Margaret Moore, Queen’s University, Canada
Book Review: Political Theory
Oliviero Angeli’s Cosmopolitanism, Self-determination and Territory is an intelligent and thoughtful contribution to the recent burgeoning literature on territory from what he describes as a cosmopolitan perspective.
This book does not offer a complete theory of territory in the sense that it does not discuss all aspects of territory—it does not discuss either boundary-drawing or secession, for example. But it offers a theory of territorial right, grounded in the interests of collective or democratic self-determination, and links this with rights over territory, understood as proprietary control over immigration (the right to exclude from the territory) and control over natural resources. The addressees of the former right are the individuals within the territory, and the addressees of the second type of right (rights over territory) are people outside the territory. The terminology of territorial rights and rights over territory is unique to Angeli, though many theorists employ similar kinds of distinctions to make similar points about the separability of these different elements. (Simmons 2003 and Miller 2012).
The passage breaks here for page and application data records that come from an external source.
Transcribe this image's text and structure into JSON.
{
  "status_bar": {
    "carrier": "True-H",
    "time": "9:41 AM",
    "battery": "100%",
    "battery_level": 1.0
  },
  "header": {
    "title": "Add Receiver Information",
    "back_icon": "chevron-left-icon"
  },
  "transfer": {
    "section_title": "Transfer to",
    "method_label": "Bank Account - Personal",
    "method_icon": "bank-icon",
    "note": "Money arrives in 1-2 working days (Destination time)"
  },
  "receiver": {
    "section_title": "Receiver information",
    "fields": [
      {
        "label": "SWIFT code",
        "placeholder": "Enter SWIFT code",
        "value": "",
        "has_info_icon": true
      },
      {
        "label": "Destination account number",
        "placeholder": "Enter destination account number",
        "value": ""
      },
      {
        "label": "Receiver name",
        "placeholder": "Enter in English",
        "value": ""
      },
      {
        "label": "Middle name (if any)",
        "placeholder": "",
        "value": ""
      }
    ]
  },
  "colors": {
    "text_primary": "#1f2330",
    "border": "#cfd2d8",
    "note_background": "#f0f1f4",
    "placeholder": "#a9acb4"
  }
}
Perspectives on Politics / Volume 14 / Issue 01 / March 2016, pp 208-210 / Copyright © American Political Science Association 2016